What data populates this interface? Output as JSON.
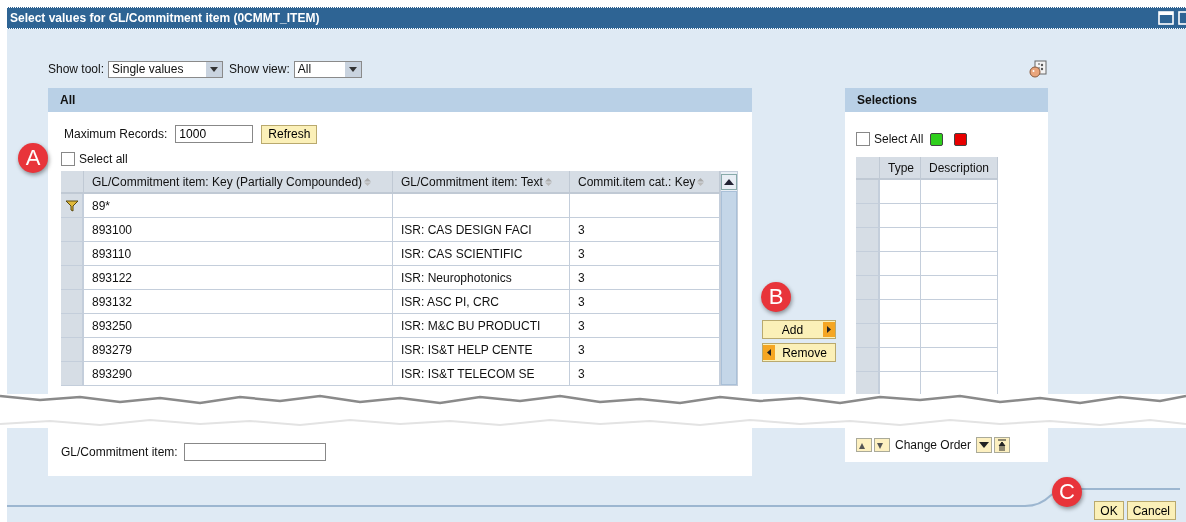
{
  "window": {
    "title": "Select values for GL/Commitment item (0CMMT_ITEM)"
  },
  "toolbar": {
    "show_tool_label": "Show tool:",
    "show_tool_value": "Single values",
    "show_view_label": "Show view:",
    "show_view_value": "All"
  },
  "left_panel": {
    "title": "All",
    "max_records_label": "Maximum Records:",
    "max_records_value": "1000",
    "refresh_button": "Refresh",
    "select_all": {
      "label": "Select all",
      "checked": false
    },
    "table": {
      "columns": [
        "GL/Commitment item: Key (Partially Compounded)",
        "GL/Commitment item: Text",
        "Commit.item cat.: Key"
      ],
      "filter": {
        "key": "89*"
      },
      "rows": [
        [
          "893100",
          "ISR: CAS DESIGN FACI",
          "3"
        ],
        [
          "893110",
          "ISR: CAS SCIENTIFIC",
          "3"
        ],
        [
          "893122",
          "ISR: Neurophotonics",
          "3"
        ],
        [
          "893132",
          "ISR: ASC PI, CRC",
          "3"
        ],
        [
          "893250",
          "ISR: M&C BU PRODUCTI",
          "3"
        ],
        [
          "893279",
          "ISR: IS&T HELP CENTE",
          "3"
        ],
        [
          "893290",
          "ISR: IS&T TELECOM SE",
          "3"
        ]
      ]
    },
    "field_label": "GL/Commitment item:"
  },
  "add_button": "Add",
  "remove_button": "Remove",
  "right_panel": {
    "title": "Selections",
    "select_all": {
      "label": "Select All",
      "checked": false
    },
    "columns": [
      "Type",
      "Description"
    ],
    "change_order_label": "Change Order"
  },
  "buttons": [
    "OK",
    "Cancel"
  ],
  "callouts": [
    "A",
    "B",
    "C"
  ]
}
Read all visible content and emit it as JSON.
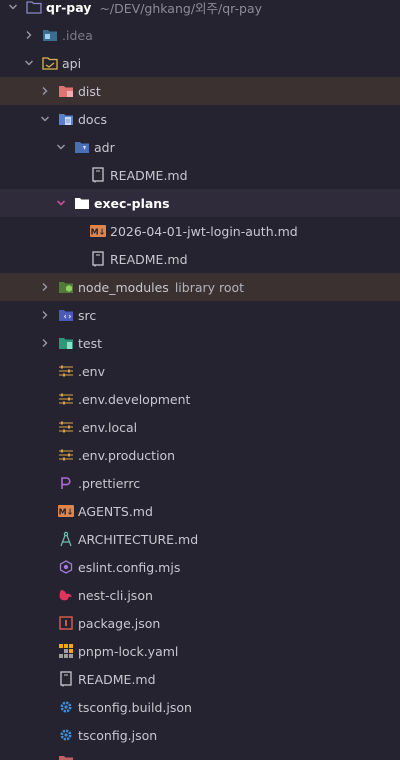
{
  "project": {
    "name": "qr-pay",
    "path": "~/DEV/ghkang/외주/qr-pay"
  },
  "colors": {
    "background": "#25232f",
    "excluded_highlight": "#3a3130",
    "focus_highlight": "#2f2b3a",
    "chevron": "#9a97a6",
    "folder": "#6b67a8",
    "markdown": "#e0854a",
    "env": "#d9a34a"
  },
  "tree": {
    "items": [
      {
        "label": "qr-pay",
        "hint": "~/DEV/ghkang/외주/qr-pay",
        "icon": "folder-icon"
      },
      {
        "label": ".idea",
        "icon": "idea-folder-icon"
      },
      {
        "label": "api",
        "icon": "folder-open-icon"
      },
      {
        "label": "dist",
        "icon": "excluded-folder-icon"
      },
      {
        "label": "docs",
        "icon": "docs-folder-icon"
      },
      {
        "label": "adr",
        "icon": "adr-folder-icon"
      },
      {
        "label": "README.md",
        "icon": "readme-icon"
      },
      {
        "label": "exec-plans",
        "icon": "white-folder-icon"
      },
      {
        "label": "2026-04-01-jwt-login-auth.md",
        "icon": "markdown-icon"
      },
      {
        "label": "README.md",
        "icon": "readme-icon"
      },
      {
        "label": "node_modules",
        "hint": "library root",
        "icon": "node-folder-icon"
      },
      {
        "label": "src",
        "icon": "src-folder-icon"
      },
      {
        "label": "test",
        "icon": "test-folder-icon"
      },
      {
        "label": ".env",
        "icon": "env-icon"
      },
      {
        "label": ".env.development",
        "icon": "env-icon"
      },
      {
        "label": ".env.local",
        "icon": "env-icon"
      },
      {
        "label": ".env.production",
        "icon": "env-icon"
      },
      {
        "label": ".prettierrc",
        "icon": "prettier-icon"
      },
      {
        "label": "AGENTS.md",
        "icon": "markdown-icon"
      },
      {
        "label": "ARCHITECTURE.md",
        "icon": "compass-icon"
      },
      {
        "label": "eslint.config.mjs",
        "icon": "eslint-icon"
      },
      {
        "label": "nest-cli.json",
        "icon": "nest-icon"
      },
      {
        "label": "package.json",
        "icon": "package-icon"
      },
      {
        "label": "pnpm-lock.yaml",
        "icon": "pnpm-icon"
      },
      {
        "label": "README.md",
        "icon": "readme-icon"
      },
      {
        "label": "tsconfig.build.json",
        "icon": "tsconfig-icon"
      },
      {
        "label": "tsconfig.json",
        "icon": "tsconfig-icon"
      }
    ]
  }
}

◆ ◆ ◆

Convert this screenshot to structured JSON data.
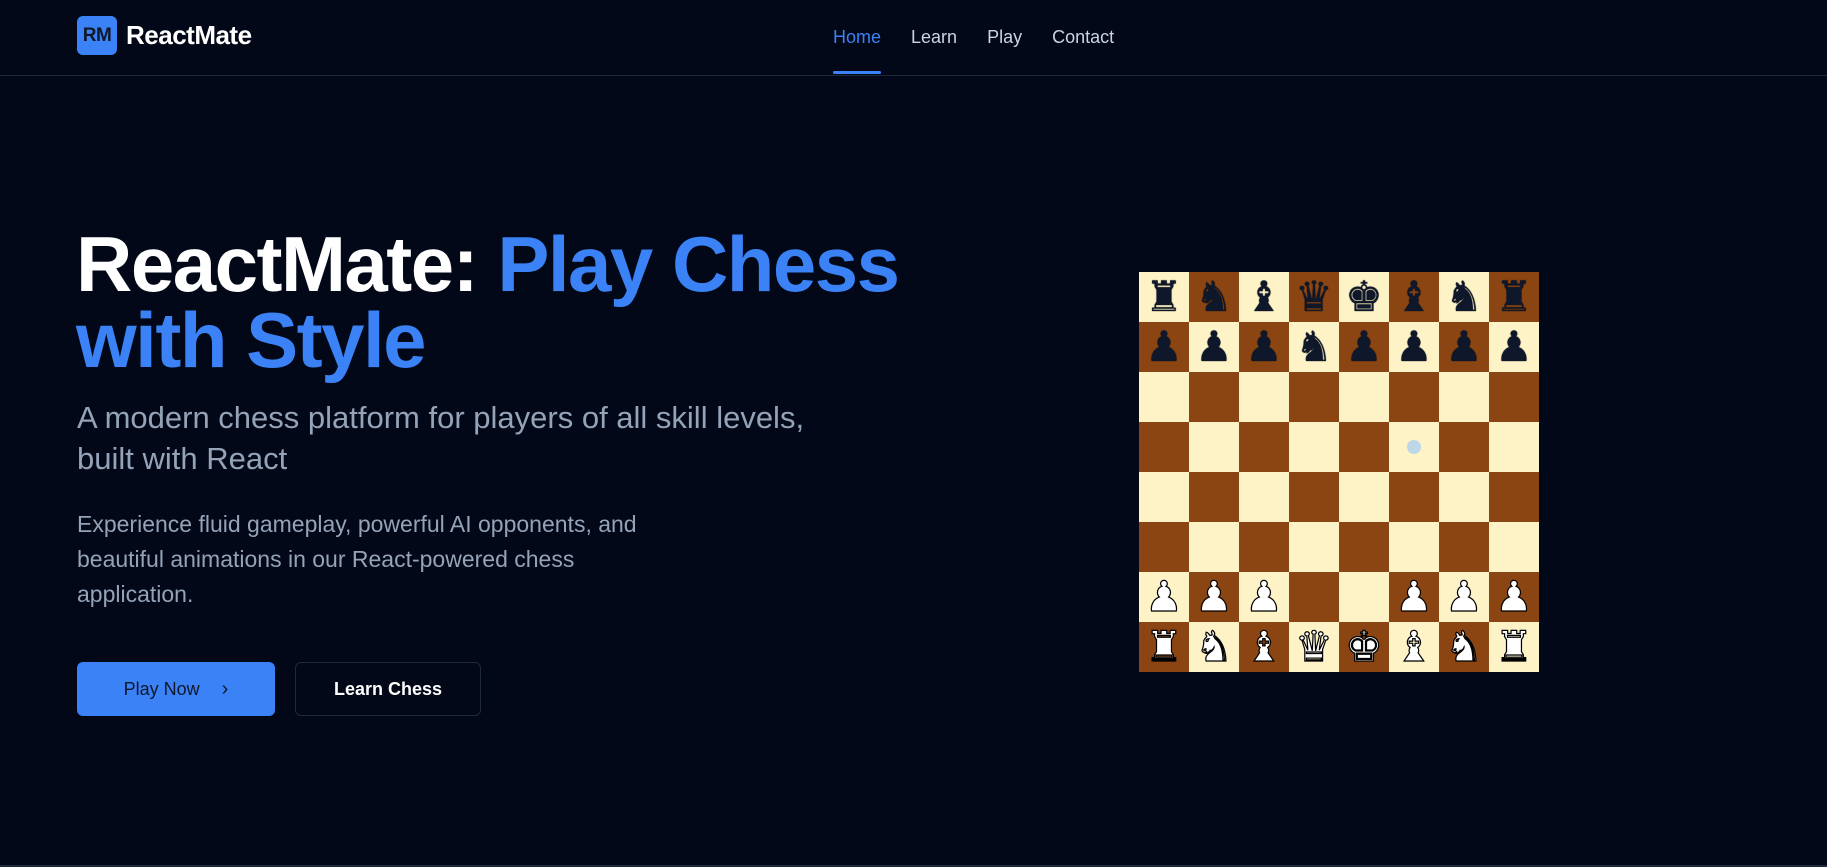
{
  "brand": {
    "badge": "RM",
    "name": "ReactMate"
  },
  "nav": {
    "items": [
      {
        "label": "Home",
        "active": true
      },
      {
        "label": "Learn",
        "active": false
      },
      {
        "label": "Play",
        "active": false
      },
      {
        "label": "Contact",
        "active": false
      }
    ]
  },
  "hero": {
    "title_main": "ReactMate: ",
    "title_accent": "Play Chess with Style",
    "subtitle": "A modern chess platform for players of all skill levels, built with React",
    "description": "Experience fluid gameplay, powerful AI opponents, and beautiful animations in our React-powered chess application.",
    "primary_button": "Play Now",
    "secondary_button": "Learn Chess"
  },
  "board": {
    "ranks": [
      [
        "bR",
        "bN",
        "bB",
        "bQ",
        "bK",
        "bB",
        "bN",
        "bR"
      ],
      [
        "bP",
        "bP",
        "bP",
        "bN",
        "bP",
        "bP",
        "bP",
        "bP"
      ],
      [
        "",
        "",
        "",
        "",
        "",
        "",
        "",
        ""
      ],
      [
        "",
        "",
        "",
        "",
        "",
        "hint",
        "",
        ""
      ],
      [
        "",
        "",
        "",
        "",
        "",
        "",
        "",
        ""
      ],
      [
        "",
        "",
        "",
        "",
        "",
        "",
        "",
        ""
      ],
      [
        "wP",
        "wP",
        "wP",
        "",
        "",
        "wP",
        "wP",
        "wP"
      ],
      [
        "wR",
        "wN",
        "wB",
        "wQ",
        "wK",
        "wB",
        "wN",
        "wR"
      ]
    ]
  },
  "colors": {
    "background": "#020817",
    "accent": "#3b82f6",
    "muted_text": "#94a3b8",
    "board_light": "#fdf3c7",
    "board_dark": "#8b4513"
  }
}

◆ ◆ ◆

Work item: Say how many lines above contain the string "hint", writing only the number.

Response to this exercise: 3